§ **WHAT THE TASK REQUIRES**
Scan the records for the string "sample" and copy every line that holds it.

§ **PROVIDED INFORMATION**
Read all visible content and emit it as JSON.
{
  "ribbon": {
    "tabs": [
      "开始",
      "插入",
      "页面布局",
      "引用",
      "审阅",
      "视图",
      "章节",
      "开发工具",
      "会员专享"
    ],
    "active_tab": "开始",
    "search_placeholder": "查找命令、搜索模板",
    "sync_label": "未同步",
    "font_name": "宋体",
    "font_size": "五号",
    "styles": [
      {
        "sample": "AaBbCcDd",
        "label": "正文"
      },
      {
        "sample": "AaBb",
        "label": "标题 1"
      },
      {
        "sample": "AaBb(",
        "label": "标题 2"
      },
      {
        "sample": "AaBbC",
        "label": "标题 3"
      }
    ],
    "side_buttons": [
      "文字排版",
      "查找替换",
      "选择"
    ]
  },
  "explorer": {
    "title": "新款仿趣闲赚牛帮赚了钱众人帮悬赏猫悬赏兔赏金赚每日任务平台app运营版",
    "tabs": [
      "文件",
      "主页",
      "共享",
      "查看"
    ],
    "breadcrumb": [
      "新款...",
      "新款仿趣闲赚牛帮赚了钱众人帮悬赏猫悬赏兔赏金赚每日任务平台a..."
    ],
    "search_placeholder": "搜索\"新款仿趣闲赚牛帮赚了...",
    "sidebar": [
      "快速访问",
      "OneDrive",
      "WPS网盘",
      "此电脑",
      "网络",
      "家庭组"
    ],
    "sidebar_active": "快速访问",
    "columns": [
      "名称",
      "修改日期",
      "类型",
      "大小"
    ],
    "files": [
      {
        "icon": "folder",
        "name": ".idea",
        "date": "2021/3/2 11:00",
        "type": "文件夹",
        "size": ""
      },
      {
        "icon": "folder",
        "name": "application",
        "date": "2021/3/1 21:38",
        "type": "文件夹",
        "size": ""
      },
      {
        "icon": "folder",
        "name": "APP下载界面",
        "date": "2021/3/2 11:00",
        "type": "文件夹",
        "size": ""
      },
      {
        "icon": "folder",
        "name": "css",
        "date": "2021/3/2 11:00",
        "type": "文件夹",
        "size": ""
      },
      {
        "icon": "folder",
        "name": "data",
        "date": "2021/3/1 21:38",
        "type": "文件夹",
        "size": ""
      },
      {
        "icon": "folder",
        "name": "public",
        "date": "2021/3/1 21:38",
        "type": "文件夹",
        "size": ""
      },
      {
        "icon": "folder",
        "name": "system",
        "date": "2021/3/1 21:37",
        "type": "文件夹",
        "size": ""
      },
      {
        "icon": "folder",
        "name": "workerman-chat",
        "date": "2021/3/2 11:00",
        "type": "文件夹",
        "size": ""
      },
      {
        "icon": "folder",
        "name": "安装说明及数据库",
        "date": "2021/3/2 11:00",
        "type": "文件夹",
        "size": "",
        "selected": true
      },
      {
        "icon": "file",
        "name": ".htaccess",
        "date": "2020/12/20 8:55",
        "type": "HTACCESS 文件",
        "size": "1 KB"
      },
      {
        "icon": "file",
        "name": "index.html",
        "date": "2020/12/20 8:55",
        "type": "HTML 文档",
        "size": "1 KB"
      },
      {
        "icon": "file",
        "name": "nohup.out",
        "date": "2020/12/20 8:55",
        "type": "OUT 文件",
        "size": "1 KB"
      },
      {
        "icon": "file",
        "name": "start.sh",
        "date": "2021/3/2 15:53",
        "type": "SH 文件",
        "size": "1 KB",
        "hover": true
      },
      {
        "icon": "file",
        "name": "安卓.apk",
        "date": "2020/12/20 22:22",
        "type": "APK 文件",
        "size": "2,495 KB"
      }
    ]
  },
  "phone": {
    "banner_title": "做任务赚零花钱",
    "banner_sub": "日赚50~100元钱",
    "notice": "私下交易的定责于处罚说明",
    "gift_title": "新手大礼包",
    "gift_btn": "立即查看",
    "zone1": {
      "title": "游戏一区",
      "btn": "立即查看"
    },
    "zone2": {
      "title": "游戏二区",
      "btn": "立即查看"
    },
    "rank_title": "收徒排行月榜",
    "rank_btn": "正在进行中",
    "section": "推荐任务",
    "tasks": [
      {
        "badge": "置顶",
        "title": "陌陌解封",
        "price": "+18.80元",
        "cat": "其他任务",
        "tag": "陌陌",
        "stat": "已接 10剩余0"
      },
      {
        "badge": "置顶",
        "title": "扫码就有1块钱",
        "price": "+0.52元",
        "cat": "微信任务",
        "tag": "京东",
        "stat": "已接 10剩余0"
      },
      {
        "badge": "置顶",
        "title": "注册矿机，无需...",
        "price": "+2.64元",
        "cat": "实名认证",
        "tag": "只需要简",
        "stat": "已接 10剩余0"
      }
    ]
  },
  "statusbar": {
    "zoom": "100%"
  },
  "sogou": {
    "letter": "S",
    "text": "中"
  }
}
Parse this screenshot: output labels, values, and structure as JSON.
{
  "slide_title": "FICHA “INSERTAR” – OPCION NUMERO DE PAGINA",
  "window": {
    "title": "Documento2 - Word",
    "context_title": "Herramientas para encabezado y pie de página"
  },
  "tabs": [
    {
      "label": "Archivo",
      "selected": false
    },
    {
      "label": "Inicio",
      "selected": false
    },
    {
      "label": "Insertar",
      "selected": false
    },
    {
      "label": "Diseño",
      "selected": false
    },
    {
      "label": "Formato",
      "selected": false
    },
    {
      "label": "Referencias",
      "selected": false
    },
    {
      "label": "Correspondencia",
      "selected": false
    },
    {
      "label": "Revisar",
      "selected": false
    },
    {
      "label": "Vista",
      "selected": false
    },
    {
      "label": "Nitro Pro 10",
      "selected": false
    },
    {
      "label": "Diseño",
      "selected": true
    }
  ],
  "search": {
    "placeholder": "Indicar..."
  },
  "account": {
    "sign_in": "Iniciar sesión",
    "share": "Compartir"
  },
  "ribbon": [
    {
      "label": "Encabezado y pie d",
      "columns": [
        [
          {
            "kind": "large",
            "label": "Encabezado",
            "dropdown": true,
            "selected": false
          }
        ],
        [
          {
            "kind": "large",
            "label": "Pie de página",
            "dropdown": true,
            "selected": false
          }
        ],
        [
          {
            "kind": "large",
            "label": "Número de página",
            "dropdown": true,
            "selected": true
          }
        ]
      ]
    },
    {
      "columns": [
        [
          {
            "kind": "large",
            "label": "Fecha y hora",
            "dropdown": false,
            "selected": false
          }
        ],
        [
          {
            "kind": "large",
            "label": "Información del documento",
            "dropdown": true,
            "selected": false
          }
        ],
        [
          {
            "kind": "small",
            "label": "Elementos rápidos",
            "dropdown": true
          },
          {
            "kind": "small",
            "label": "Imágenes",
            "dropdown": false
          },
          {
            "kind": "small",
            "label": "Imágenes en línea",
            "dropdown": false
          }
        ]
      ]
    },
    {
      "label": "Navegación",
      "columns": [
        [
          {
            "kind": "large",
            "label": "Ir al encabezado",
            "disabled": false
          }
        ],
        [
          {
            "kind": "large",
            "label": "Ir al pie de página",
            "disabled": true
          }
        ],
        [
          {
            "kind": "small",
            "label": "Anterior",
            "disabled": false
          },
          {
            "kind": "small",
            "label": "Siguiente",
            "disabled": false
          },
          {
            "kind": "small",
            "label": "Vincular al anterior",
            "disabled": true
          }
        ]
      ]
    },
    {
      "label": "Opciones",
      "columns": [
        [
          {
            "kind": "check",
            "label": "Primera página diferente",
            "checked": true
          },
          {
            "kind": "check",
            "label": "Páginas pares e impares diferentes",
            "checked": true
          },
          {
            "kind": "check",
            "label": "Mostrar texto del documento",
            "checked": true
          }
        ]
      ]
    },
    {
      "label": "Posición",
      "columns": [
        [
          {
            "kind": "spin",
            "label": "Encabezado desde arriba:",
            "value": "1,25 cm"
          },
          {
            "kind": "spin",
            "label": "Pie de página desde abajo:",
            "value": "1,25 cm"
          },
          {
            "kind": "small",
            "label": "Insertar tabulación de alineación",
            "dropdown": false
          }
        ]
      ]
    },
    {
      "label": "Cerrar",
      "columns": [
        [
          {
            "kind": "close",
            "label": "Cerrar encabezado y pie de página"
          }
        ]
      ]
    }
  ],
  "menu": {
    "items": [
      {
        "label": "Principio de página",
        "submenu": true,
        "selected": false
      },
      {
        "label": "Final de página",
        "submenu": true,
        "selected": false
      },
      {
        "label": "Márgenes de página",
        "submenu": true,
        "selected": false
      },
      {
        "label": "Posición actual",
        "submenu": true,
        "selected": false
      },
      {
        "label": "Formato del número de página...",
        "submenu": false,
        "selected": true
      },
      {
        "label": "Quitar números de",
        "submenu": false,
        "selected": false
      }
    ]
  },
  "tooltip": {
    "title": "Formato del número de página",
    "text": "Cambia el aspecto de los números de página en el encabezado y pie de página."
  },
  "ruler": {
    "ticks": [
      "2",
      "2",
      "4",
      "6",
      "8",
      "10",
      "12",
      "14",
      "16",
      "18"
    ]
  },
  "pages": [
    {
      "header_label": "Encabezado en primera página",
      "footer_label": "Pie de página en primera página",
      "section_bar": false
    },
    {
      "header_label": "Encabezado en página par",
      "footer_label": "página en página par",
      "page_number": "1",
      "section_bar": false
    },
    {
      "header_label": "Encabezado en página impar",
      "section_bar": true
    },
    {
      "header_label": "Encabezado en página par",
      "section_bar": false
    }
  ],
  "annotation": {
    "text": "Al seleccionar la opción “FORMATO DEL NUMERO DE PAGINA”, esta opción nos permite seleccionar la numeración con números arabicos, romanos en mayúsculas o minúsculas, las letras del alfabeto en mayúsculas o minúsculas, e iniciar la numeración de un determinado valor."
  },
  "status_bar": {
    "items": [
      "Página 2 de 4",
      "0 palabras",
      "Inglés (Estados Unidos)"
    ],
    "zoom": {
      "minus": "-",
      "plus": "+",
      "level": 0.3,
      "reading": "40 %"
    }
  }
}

§ **RESPONSE TO THIS TASK**
        "sample": "AaBbCcDd",
        "sample": "AaBb",
        "sample": "AaBb(",
        "sample": "AaBbC",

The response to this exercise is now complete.